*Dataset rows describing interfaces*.
■ ■ ■ ■ ■

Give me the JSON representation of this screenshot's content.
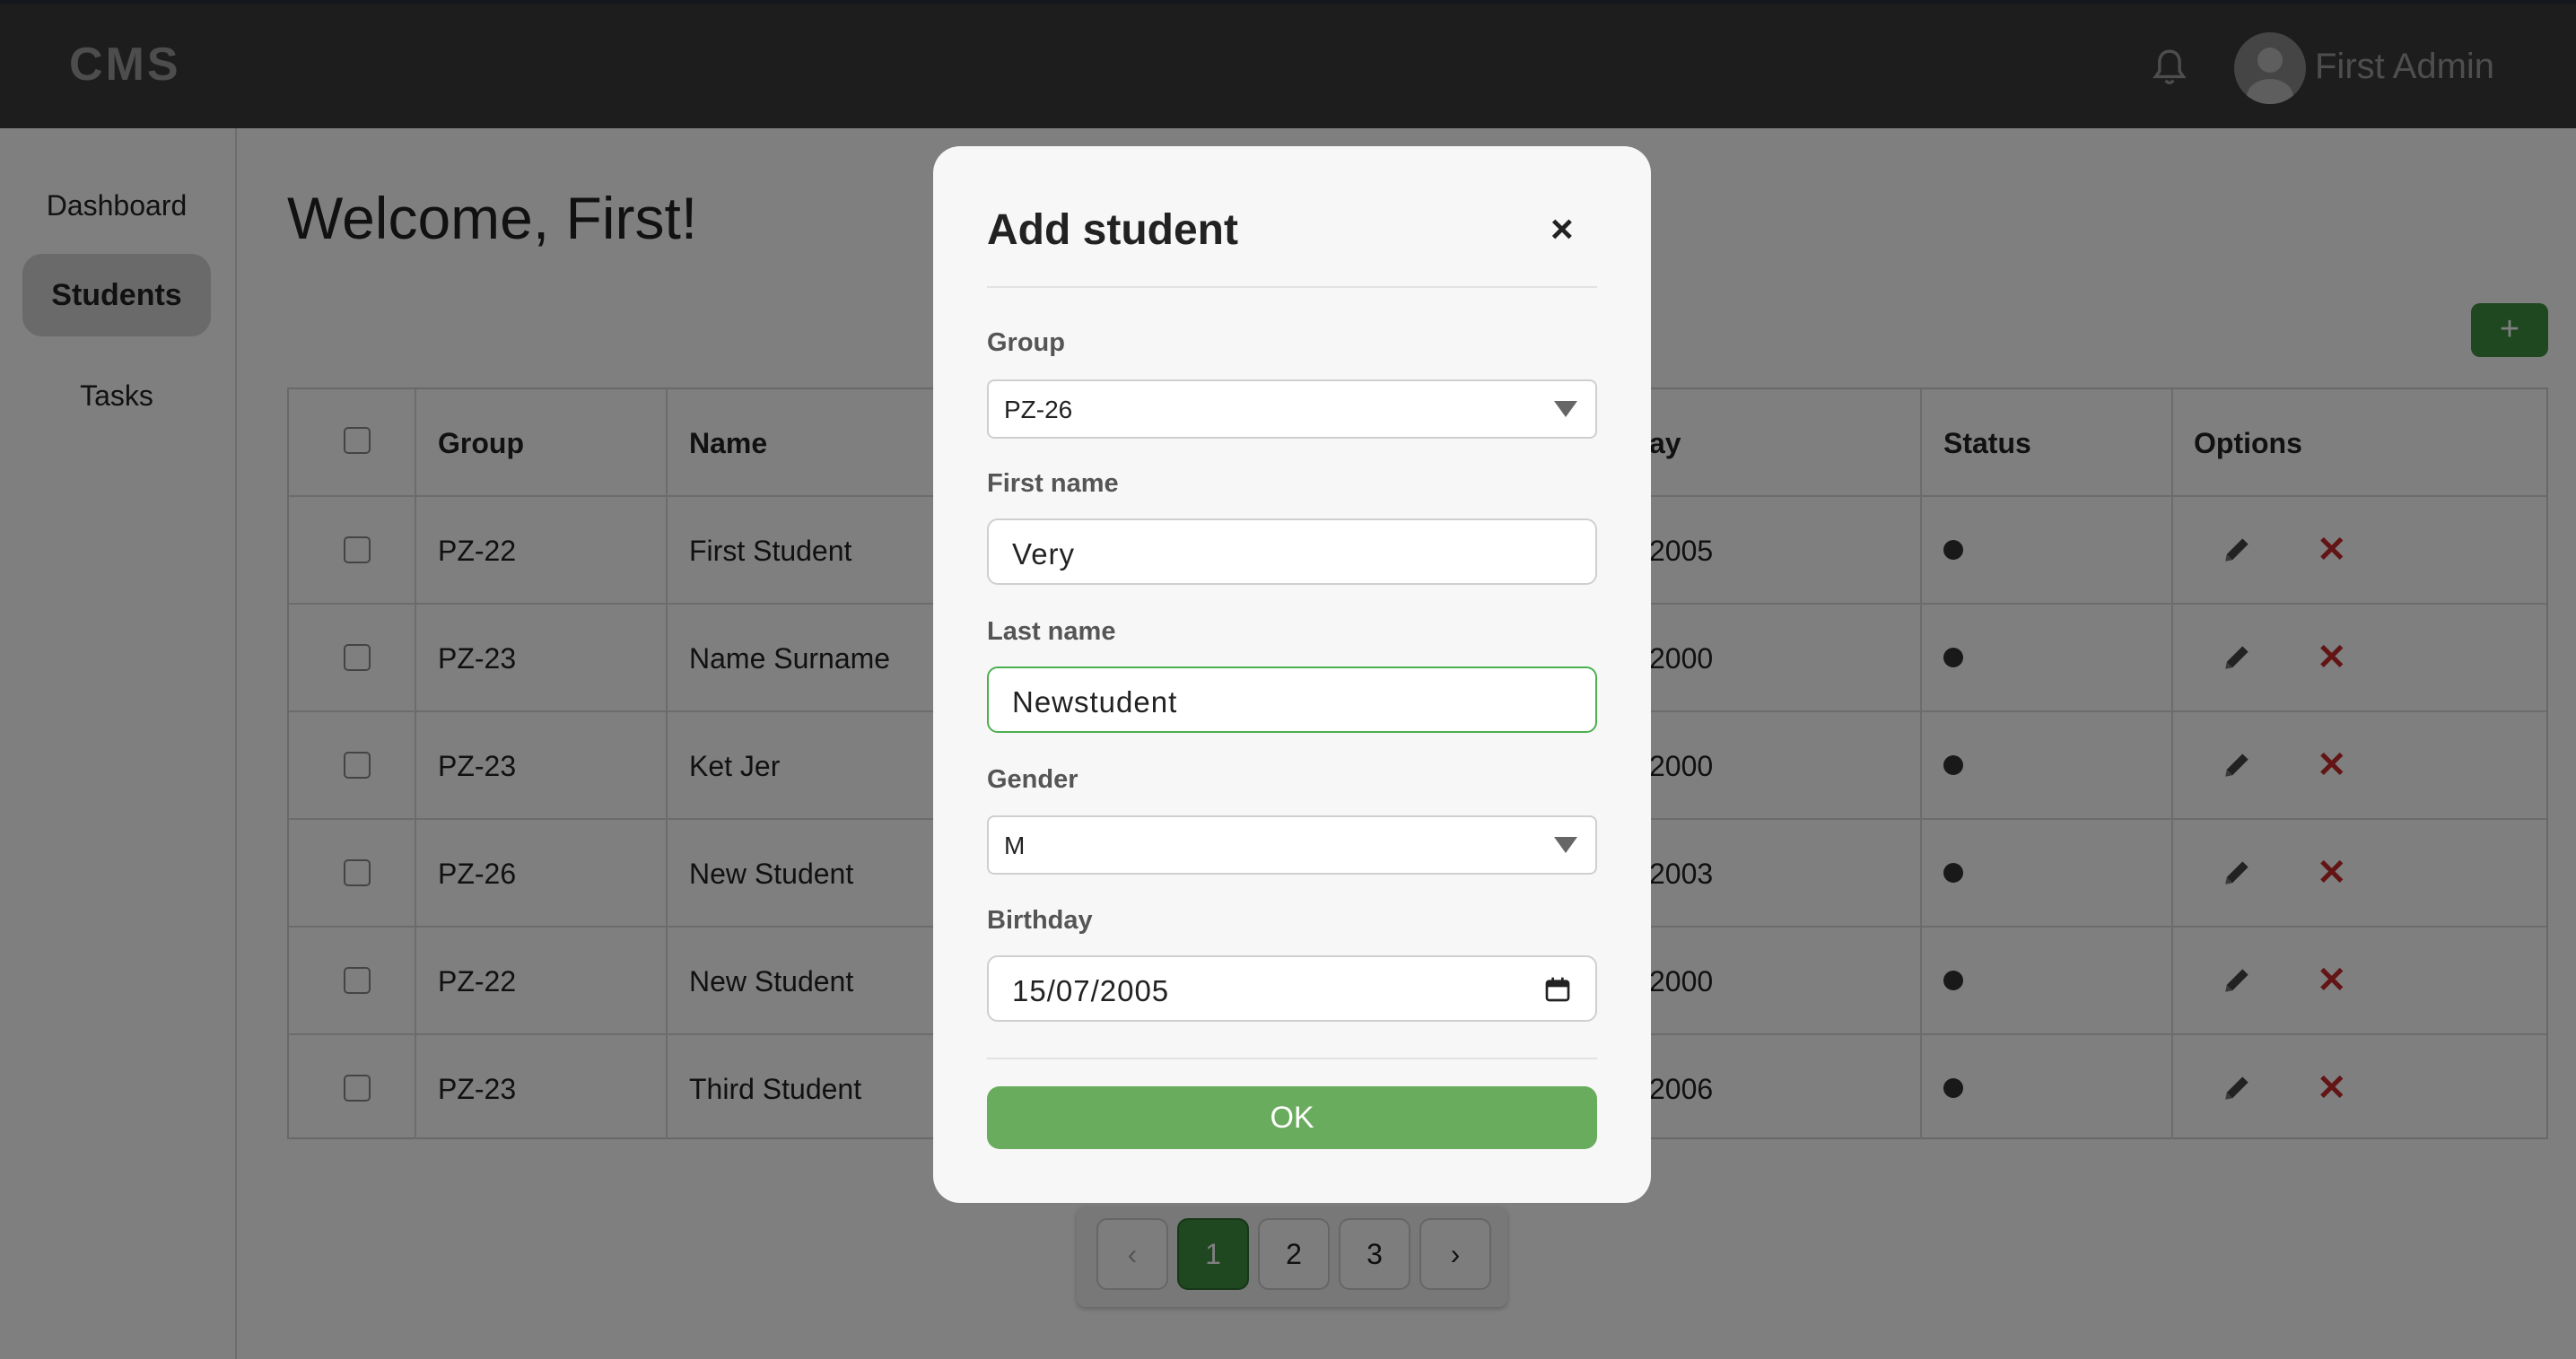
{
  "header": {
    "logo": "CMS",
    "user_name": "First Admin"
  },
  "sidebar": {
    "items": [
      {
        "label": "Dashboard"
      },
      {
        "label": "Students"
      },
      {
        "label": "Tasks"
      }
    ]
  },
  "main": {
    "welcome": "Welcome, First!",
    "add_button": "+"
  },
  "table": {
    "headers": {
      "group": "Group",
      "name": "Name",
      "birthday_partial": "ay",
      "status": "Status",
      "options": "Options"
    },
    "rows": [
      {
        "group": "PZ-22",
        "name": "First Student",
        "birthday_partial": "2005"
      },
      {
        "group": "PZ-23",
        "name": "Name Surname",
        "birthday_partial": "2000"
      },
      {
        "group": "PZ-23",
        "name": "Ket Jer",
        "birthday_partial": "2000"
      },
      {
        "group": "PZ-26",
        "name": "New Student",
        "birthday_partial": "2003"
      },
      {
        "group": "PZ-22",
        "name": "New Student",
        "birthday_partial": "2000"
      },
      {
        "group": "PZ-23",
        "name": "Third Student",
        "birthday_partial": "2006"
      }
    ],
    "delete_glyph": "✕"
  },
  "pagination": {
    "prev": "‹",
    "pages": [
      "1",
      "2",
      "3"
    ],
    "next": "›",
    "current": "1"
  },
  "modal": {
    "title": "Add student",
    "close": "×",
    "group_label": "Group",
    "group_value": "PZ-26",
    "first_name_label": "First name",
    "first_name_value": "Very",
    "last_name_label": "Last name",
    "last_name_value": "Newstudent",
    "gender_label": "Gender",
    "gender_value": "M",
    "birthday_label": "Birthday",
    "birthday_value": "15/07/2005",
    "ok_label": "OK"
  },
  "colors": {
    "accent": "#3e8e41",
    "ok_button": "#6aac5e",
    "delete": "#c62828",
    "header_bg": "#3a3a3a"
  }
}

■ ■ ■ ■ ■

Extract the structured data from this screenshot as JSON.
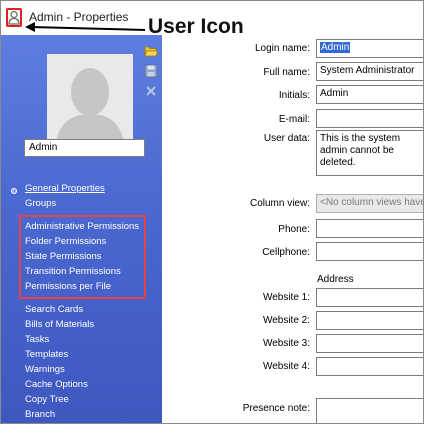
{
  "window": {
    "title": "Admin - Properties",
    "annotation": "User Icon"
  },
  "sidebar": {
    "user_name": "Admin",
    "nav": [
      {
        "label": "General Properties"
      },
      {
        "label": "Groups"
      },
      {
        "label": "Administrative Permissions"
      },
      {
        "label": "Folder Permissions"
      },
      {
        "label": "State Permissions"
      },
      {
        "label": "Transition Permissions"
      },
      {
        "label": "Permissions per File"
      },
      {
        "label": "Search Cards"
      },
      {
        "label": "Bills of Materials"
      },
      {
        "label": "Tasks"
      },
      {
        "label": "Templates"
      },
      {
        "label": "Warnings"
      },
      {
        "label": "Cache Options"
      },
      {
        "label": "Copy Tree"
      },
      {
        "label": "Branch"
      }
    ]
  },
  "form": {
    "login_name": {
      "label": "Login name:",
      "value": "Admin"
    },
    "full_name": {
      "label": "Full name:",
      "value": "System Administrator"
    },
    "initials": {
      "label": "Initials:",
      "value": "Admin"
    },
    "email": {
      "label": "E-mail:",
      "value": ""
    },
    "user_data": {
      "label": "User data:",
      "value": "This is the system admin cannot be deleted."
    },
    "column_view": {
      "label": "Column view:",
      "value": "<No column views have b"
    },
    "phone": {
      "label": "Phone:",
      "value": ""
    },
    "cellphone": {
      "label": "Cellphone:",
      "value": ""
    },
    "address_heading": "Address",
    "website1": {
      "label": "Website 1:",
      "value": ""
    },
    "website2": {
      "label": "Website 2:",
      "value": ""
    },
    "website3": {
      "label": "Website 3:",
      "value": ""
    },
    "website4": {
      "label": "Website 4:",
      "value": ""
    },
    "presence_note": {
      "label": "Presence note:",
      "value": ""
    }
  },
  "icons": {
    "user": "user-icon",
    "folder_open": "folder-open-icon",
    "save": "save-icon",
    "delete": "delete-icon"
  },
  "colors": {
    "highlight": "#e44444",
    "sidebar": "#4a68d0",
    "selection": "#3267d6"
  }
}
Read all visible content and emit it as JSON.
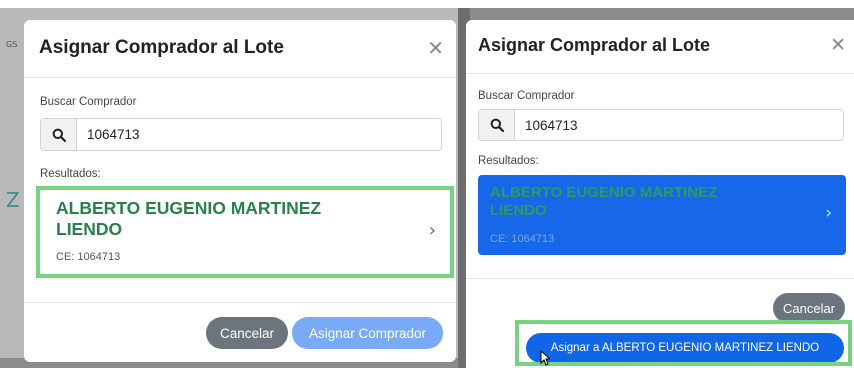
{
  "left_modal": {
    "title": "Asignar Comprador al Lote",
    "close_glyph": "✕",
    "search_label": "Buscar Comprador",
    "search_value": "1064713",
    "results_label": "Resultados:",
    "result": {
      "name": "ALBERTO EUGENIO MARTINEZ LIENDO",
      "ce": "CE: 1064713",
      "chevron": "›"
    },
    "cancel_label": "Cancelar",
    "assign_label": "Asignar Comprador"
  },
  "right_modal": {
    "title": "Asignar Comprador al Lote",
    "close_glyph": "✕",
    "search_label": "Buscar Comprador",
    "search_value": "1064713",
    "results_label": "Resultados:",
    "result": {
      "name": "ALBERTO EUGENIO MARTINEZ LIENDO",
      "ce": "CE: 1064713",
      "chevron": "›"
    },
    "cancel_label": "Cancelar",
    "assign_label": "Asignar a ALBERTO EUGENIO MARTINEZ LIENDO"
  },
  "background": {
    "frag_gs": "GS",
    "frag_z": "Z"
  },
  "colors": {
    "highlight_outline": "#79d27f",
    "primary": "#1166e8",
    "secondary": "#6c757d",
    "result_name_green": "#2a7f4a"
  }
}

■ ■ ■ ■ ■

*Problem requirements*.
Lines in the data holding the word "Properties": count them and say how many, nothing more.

*Problem solution*.
2